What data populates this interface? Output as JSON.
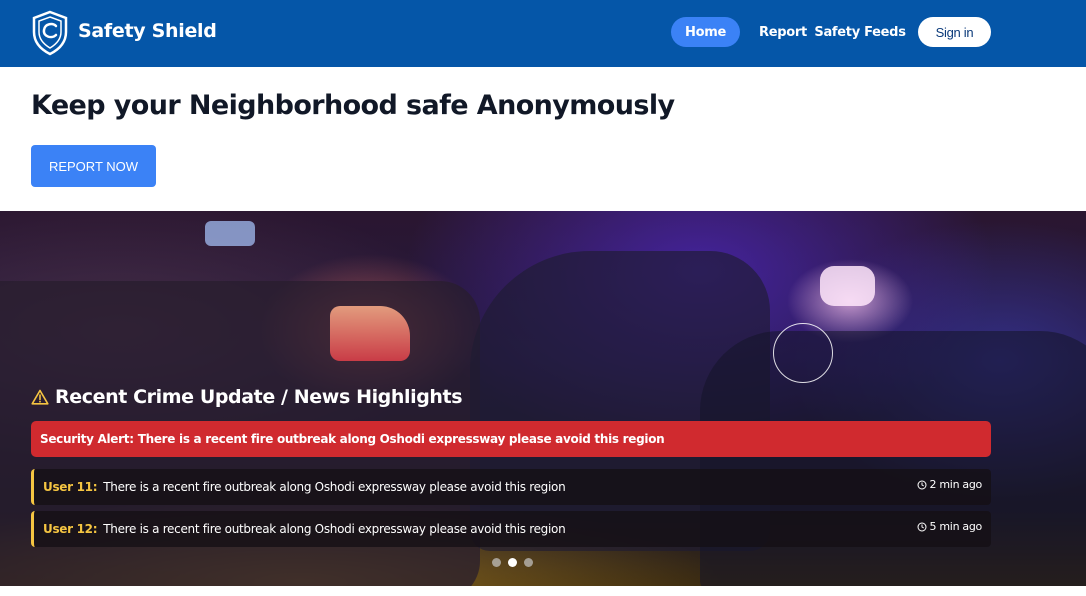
{
  "header": {
    "brand": "Safety Shield",
    "logo_icon": "shield-icon",
    "bg_color": "#0556a8",
    "nav": [
      {
        "label": "Home",
        "active": true
      },
      {
        "label": "Report",
        "active": false
      },
      {
        "label": "Safety Feeds",
        "active": false
      }
    ],
    "signin_label": "Sign in"
  },
  "hero": {
    "title": "Keep your Neighborhood safe Anonymously",
    "cta_label": "REPORT NOW",
    "accent_color": "#3b82f6"
  },
  "updates": {
    "title": "Recent Crime Update / News Highlights",
    "title_icon": "warning-triangle-icon",
    "alert": {
      "prefix": "Security Alert:",
      "text": "There is a recent fire outbreak along Oshodi expressway please avoid this region",
      "color": "#d02a2f"
    },
    "feeds": [
      {
        "user": "User 11:",
        "text": "There is a recent fire outbreak along Oshodi expressway please avoid this region",
        "time": "2 min ago"
      },
      {
        "user": "User 12:",
        "text": "There is a recent fire outbreak along Oshodi expressway please avoid this region",
        "time": "5 min ago"
      }
    ],
    "carousel": {
      "count": 3,
      "active_index": 1
    }
  }
}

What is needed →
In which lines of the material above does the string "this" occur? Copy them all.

Written response →
What data populates this interface? Output as JSON.
      "text": "There is a recent fire outbreak along Oshodi expressway please avoid this region",
        "text": "There is a recent fire outbreak along Oshodi expressway please avoid this region",
        "text": "There is a recent fire outbreak along Oshodi expressway please avoid this region",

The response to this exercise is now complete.